The Housing Ombudsman Service Emma Foxall Director of Dispute Resolution
The Housing Ombudsman Scheme S51 Housing Act 1996 (amended by Localism Act 2011) and the scheme approved by the Secretary of State • Enables the investigation of complaints against landlords by tenants • 2,368 member landlords, primarily housing associations and local housing authorities (required membership) but also some voluntary members (charities & private sector landlords) • Complaints can be brought not just by tenants but also leaseholders, shared owners, licensees or their representatives, and applicants for housing with a member landlord. Core of our remit is the landlord and tenant function
Our vision Housing Matters: Fairness Matters We ensure the fair and impartial resolution of housing complaints, locally where possible. We understand the importance of housing to people’s lives. When things go wrong we seek to put things right and encourage learning from outcomes. We help improve landlord and resident relationships and housing services.
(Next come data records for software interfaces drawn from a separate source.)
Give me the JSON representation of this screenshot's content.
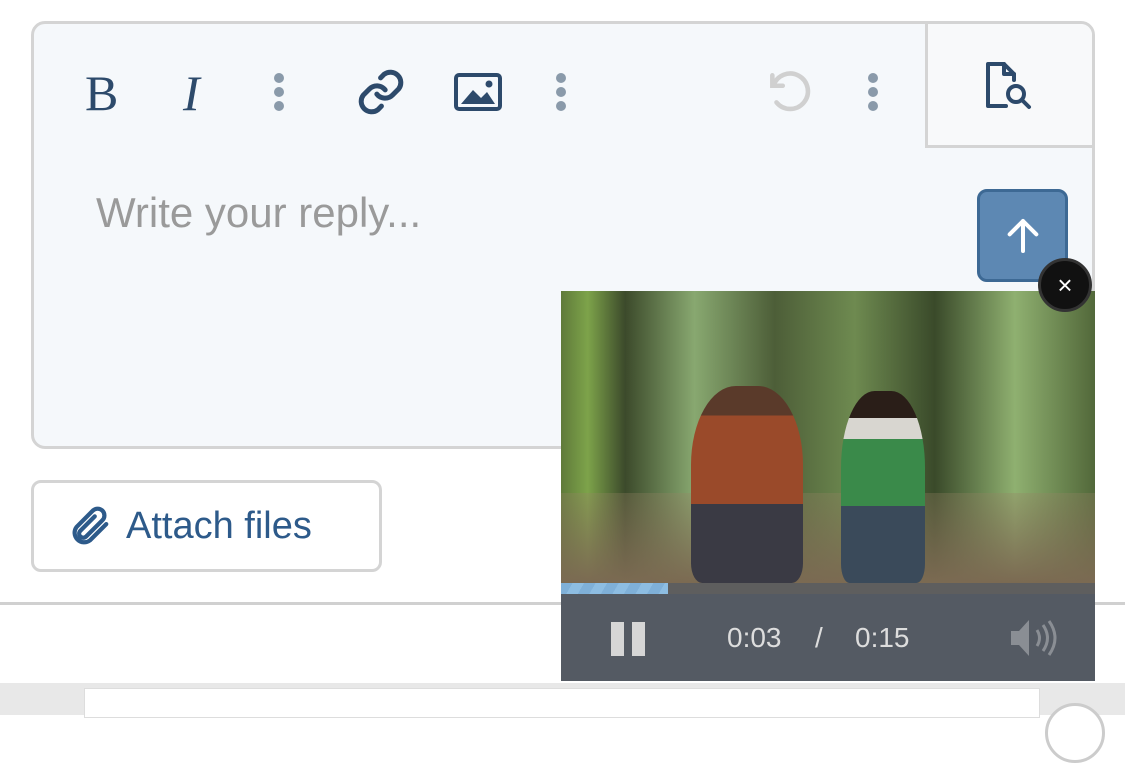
{
  "editor": {
    "toolbar": {
      "bold": "bold-icon",
      "italic": "italic-icon",
      "more1": "more-vertical-icon",
      "link": "link-icon",
      "image": "image-icon",
      "more2": "more-vertical-icon",
      "undo": "undo-icon",
      "more3": "more-vertical-icon",
      "preview": "document-search-icon"
    },
    "placeholder": "Write your reply...",
    "send_icon": "arrow-up-icon"
  },
  "attach": {
    "label": "Attach files",
    "icon": "paperclip-icon"
  },
  "video": {
    "close_label": "×",
    "progress": 0.2,
    "current_time": "0:03",
    "separator": "/",
    "duration": "0:15",
    "state": "playing"
  },
  "colors": {
    "accent": "#5d88b3",
    "icon": "#2d4a6b",
    "progress": "#7fb0d8",
    "controls_bg": "#545a63"
  }
}
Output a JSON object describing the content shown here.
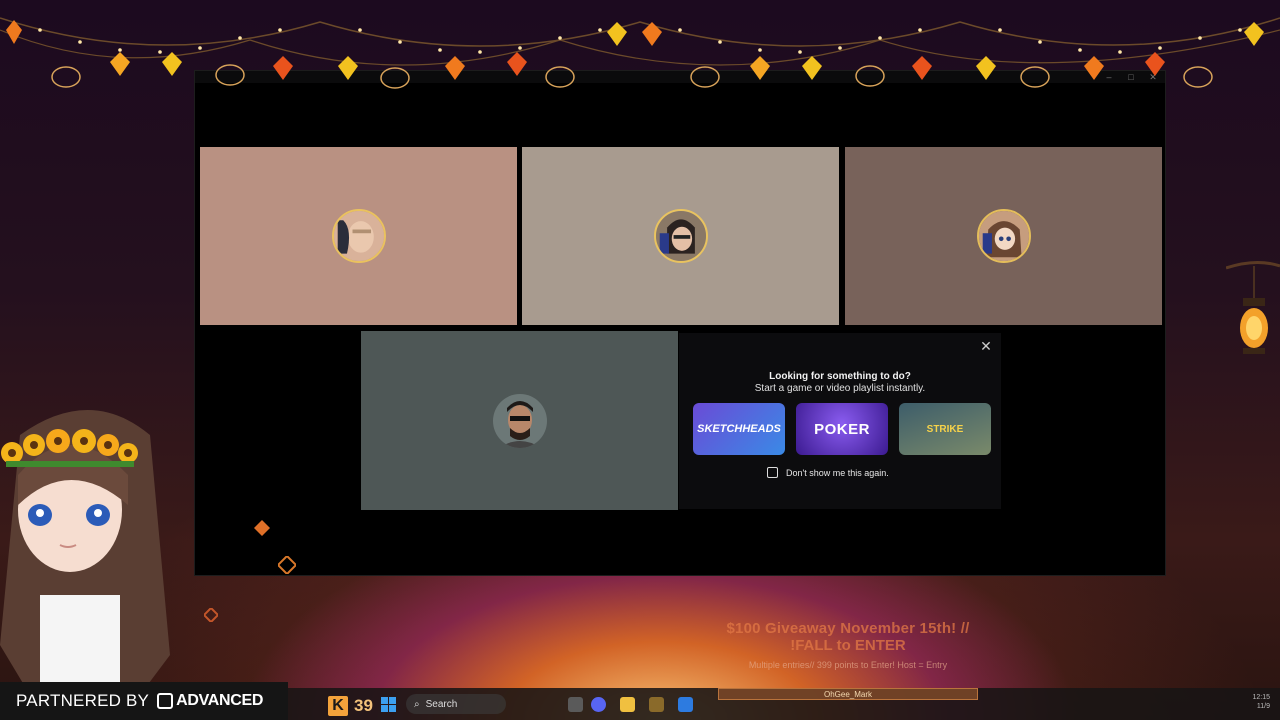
{
  "window": {
    "controls": [
      "minimize-icon",
      "maximize-icon",
      "close-icon"
    ]
  },
  "participants": [
    {
      "id": "p1",
      "tile_color": "#b99182"
    },
    {
      "id": "p2",
      "tile_color": "#a89b8f"
    },
    {
      "id": "p3",
      "tile_color": "#78625a"
    },
    {
      "id": "p4",
      "tile_color": "#4e5756"
    }
  ],
  "activity_panel": {
    "title": "Looking for something to do?",
    "subtitle": "Start a game or video playlist instantly.",
    "close_icon": "close-icon",
    "games": [
      {
        "label": "SKETCHHEADS"
      },
      {
        "label": "POKER"
      },
      {
        "label": "STRIKE"
      }
    ],
    "dont_show_label": "Don't show me this again."
  },
  "giveaway": {
    "line1": "$100 Giveaway November 15th! //",
    "line2": "!FALL to ENTER",
    "entries": "Multiple entries// 399 points to Enter! Host = Entry"
  },
  "partner": {
    "label": "PARTNERED BY",
    "brand": "ADVANCED"
  },
  "taskbar": {
    "k_letter": "K",
    "k_count": "39",
    "search_label": "Search",
    "viewer_name": "OhGee_Mark",
    "tray_time": "12:15",
    "tray_date": "11/9"
  },
  "colors": {
    "accent_orange": "#f3a23b",
    "discord_bg": "#000000",
    "panel_bg": "#0c0c0e"
  }
}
We role model the service we expect of others.
The role of the Ombudsman is to: • resolve disputesinvolving members of the Scheme, including making awards of compensation or other remedies when appropriate, as well as to • support effective landlord-tenant dispute resolution by others.
Our Dispute Resolution Process • Local • resolution • Early resolution • Enquiry • jurisdiction • Investigation
Dispute resolution principles • Be fair - treat people fairly and follow fair processes • Put things right • Learn from outcomes
Reducing complaints • Understand issue from customer point of view • Empower staff to deliver excellent customer service and outcomes • Remember CAT (Communication, actions & timeliness) and DRPs (be fair, put things right, learn from outcomes • Ask for feedback and use it to develop/improve
Key points for complaints process • Easy to follow • Allow for informal & formal responses • Proactive escalation • Written responses – audit trail of decision making • Reasonable timescales • Flexibility to deal with vulnerable residents • Final letter – clear, concise, stand alone – reference to Ombudsman included.
Sector Engagement • Working with landlords, designated persons, tenants and other organisations in the sector: • Discussions and training for individual landlords and tenant panels • Open access talks, workshops and events, often in partnership with others • Dispute resolution e-learning • Virtual classroom action learning sets • Guidance, case studies and best practice • Improved website (coming soon)
Contact us Housing Ombudsman Service Telephone – 0300 111 3000 Email – email@example.com www.housing-ombudsman.org.uk Follow us: @HousingOmbuds Housing Ombudsman